FEMA has and will continue to carry out wind hazard mitigation activities in close consultation with our mitigation partners both inside and outside of government. Outside of government we maintain a strong working relationship with professional organizations such as the American Society of Civil Engineers, American Association of Wind Engineers; code development organizations, including the International Code Council, and the National Fire Protection Association; our private sector partners that include the National Association of Home Builders, Manufactured Housing Institute, and the Portland Cement Association; and last but not least, our friends in the university wind engineering research community including, of course, Texas Tech University. It is worth noting that Texas Tech played a key role in the development of saferoom technology and continues to play a central role in our wind hazard mitigation initiatives.

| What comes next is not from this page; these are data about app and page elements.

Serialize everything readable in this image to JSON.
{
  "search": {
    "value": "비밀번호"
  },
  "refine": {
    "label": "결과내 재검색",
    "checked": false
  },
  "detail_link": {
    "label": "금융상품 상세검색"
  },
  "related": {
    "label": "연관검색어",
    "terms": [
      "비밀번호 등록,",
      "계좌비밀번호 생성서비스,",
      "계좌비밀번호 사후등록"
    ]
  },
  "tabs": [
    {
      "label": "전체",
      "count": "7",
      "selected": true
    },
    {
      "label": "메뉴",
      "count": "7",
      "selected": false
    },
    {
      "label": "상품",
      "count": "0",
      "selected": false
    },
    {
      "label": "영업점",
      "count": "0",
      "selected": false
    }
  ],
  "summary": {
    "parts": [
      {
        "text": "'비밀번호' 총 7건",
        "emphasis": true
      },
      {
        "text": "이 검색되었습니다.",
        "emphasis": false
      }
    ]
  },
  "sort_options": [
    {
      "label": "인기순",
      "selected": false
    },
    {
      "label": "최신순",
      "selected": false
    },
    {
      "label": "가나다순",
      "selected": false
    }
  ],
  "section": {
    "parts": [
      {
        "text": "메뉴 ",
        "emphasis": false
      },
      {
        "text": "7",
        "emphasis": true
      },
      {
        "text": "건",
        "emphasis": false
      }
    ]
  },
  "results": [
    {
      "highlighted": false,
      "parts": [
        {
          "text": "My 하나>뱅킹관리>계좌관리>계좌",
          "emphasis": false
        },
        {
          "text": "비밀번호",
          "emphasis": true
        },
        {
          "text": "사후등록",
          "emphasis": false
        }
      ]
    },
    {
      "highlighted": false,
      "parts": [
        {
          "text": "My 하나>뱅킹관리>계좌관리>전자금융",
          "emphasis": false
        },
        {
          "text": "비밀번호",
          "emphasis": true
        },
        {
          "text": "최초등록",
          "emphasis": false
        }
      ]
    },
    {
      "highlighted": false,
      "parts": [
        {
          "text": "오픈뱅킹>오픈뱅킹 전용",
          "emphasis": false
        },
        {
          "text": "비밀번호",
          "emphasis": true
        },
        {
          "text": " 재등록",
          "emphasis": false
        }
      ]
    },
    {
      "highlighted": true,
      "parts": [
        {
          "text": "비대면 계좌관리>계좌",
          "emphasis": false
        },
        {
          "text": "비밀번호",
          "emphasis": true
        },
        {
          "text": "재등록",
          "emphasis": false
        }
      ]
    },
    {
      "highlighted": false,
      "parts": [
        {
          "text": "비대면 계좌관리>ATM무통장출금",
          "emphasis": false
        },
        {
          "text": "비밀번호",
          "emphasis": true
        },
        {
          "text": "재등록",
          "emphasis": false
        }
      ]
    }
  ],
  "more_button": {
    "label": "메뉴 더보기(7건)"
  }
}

Lessons Learned from Other Hazards Programs
It is fair to say that FEMA has had considerable experience in administering hazard reduction programs. However, there currently is no Federal wind hazard reduction program. And other than FEMA's National Hurricane Program, which focuses primarily on evacuation planning, there is little coordinated effort among federal agencies to address mitigating the effects of high winds on buildings, other structures, and critical infrastructure. From this perspective I offer some thoughts on elements that a Federal wind hazards reduction program should include.
It is vital that post-storm data be collected in an efficient and orderly manner and made readily available so researchers and others can learn from both poor and successful building performance. There is no better laboratory to learn from than the data-rich post disaster field environment.
It is essential to identify "cost effective and affordable" wind hazard mitigation approaches. There would be little value in coming up with great approaches only to find that no one will implement them because they are too difficult or too expensive. Solutions have to work in the "real world" to be effective.
A lead agency should be designated for any interagency working group formed to establish a wind hazard mitigation plan.
In closing, we appreciate the opportunity to represent the Department of Homeland Security before the Subcommittees on this important and timely issue. We would be pleased to answer any questions you may have.